And so she started with dryer balls. Made by hand, using the wet-felting process, they gave customers a simpler, eco-friendly way of softening their laundry loads without having to turn to synthetically scented sheets or unsustainable plastic. Next came dish drying mats to replace those made from petroleum-based microfiber, and wool sponges to outlast their crumbly, yellow-and-green counterparts. Today, Sonoma Wool Company’s home goods collection has expanded to include ironing board pads, shoe and boot insoles, pet toys and a selection of natural bedding.
“Our products bring nature back inside,” she says, pulling out a dish mat from one of the shelves packed with wares, ready to be shipped to customers nationwide. “Wool is the original natural fiber, you know. The only thing that touches our wool is good old-fashioned soap. We don’t carbonize the wool-like other companies. No acid wash for us.” By choosing this gentle and natural process, the company retains the natural beauty of the wool. “If you look closely, each item contains minuscule hints of what grass the sheep ate, whether it was a particularly rainy season – all of these beautiful traits that you can’t get with a mass-produced material. And it changes from year to year. Each batch of wool used in our products is truly unique.”
Replacing the dish mat, Chesnut heads to the manufacturing room. Here, bunches of dried lavender hang from the walls, sunlight streams in, and honey-colored farmhouse tables stand piled high with fluffy rolls of wool batting waiting to be spun into her signature products. A large felting loom holds court over the space. Crafted by a couple in Kentucky, the purchase is a poignant example of Chesnut’s homegrown approach to business. Everything is either local or supports American-based enterprise. The wool, after all, is shorn directly from the sheep roaming the hillside below or comes from neighboring farms throughout the Pacific Northwest. Wool processing takes place in a mill in Texas — the closest mill for this quantity of wool available — before returning to Sonoma Wool Company’s headquarters. It then stays on-site or is transferred to a sewing studio in Berkeley. This is as American-made as it gets.
“From ranch to home, our products stand the test of time. There’s something comforting and clean about wool. For hundreds of years, it was used in many ways throughout the home. It was antibacterial, long-lasting, and stain-resistant. One item could last multiple generations, and we hope to carry on this legacy with everything we make,” says Chesnut, preparing a layer of wool to feed into the loom. The machine whirs to life and thousands of needles begin to drop and rise. Others are taking note of her simply crafted, yet luxurious products. Boutique hotels have expressed interest in using Sonoma Wool Company’s bedding to elevate their guests’ stay, while Whole Foods recently chose the company to be one of 13 grant recipients. The company’s products can also be found in specialty shops throughout the Bay Area or ordered online.

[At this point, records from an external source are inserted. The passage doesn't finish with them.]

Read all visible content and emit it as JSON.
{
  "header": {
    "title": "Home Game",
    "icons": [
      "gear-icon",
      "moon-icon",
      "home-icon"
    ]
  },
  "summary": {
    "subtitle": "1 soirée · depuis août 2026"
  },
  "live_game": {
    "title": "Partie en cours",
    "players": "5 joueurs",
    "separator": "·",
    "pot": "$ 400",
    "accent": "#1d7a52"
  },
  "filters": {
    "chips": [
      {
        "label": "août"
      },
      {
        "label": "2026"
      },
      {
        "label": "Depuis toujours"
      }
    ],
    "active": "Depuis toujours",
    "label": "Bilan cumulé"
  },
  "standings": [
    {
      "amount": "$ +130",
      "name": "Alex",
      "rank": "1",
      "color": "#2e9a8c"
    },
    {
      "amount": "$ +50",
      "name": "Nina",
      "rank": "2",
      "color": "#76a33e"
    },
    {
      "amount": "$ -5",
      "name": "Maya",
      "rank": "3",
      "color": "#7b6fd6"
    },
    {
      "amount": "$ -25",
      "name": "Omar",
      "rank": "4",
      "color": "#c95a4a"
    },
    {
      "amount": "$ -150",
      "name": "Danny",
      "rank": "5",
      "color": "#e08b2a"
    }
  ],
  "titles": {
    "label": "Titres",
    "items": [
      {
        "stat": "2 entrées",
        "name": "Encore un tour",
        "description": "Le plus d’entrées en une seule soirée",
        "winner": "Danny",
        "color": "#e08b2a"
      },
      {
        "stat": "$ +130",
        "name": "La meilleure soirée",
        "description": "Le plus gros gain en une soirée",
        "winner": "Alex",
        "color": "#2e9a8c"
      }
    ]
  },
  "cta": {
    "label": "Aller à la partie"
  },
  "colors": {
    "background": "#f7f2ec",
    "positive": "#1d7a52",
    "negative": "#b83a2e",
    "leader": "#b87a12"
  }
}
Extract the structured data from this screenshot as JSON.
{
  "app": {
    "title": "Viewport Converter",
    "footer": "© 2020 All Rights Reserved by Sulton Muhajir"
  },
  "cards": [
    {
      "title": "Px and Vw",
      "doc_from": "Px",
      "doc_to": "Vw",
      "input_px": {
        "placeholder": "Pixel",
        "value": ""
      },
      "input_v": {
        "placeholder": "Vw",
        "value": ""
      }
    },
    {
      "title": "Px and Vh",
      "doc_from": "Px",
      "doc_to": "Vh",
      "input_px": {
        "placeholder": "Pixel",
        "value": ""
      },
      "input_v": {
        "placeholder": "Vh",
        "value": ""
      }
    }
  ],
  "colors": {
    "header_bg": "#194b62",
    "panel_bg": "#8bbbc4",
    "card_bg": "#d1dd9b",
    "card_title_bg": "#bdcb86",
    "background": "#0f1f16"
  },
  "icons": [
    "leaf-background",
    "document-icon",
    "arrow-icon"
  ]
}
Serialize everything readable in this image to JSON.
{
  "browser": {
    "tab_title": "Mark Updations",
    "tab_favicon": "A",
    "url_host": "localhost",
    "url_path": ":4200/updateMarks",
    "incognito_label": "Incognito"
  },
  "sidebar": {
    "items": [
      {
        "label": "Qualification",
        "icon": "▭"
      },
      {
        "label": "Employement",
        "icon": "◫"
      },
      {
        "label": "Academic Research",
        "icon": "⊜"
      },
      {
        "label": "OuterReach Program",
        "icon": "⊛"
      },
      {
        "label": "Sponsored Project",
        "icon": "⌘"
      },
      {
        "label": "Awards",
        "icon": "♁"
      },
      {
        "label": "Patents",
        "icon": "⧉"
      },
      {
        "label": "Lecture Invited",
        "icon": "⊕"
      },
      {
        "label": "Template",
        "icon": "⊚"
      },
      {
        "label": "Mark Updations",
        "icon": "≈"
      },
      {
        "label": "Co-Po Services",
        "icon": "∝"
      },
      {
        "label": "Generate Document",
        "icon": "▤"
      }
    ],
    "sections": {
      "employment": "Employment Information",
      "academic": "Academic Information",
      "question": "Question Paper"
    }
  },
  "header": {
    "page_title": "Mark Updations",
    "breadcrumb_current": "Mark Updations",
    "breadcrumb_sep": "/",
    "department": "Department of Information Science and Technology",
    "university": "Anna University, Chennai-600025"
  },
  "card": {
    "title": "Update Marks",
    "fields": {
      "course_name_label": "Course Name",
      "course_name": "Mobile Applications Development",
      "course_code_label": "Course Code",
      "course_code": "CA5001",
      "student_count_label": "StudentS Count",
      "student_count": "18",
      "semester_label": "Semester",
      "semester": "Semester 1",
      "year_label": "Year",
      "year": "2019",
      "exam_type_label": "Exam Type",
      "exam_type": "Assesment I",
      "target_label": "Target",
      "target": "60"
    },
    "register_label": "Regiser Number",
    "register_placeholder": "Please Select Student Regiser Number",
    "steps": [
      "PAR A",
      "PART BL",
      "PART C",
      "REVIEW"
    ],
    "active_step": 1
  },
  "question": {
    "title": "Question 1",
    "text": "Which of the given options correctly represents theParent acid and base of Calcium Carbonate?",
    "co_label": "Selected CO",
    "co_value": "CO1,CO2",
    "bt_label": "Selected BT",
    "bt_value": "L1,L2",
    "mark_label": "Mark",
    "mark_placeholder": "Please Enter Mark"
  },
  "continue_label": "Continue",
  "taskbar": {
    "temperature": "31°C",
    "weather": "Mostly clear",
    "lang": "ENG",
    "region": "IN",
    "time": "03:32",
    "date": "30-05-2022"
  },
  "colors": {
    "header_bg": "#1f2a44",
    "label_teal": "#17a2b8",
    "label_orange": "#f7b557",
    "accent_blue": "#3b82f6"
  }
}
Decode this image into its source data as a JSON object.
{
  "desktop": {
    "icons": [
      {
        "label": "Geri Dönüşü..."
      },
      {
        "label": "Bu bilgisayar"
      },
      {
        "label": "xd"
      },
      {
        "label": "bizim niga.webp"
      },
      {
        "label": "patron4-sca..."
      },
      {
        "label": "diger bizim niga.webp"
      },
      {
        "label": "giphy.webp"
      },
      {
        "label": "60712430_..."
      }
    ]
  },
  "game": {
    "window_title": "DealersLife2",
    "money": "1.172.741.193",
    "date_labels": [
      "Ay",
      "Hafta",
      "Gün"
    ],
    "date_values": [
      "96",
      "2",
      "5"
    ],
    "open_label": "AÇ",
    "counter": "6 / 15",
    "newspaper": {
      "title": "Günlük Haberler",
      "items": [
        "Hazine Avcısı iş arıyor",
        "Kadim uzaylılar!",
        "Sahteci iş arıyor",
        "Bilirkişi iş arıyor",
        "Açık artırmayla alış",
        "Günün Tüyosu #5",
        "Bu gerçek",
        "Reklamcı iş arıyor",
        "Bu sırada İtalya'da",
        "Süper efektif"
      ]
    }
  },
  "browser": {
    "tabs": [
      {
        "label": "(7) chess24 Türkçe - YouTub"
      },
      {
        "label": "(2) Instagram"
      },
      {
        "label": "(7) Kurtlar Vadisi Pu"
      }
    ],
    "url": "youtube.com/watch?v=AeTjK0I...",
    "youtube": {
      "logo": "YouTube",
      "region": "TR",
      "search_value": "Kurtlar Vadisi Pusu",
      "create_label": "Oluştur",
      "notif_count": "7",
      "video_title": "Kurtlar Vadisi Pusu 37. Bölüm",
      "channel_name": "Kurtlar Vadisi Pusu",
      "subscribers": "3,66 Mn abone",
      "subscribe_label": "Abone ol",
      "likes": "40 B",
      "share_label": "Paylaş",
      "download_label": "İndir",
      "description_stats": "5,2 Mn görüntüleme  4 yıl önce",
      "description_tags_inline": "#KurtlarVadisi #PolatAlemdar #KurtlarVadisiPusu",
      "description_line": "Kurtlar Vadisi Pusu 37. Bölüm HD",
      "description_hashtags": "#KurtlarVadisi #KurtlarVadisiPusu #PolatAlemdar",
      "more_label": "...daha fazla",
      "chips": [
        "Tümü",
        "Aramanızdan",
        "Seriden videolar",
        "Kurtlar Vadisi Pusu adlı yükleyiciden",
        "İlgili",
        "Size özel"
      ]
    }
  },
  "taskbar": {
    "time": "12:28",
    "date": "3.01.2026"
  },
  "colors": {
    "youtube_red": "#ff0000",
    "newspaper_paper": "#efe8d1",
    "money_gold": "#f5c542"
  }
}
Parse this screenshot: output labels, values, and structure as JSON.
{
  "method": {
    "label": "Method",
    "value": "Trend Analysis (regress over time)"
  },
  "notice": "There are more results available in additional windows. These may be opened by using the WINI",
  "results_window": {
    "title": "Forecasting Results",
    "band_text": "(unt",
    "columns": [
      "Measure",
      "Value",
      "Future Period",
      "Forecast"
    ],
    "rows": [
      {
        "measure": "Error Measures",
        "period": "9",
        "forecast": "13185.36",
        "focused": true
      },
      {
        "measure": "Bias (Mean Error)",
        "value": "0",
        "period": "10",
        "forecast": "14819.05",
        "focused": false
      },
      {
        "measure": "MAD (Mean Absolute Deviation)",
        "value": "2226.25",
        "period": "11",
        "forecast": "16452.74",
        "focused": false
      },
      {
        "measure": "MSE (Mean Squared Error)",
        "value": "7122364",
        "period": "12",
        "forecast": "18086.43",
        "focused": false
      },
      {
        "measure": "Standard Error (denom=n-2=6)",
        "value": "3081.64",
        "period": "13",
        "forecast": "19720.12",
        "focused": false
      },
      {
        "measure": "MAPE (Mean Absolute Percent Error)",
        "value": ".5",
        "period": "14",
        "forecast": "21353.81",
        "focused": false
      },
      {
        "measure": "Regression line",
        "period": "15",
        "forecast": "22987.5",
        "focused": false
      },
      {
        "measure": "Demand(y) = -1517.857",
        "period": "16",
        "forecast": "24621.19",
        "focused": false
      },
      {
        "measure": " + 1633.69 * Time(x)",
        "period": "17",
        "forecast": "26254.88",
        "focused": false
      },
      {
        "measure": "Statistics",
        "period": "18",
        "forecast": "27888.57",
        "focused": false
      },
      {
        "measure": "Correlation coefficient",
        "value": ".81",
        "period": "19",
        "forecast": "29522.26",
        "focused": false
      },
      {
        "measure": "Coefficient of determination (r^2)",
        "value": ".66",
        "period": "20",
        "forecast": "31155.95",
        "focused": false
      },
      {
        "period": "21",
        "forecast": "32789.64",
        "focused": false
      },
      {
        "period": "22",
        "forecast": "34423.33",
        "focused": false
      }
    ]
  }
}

It’s clear that Sonoma Wool Company offers something different – something special – that can’t be found at a big box store. Its products bring a tactile, classic aesthetic to the home. They make a home, well, homey, capturing the nostalgia of simpler times while simultaneously ushering this sensibility into modern life. The first layer of wool comes out, and Chesnut smoothes it down before preparing it for another round. This will go on until the fiber is compactly felted and ready to be cut and crafted into one of the company’s natural products.
“It’s exciting and fulfilling. We’re revitalizing wool,” she smiles, holding up a piece to the light. It catches the late morning sun and, while there’s still a translucent sheen, the fiber itself has already begun to transform. The strands are more solid, more closely intertwined.
They’re exactly what the heart of a home should be.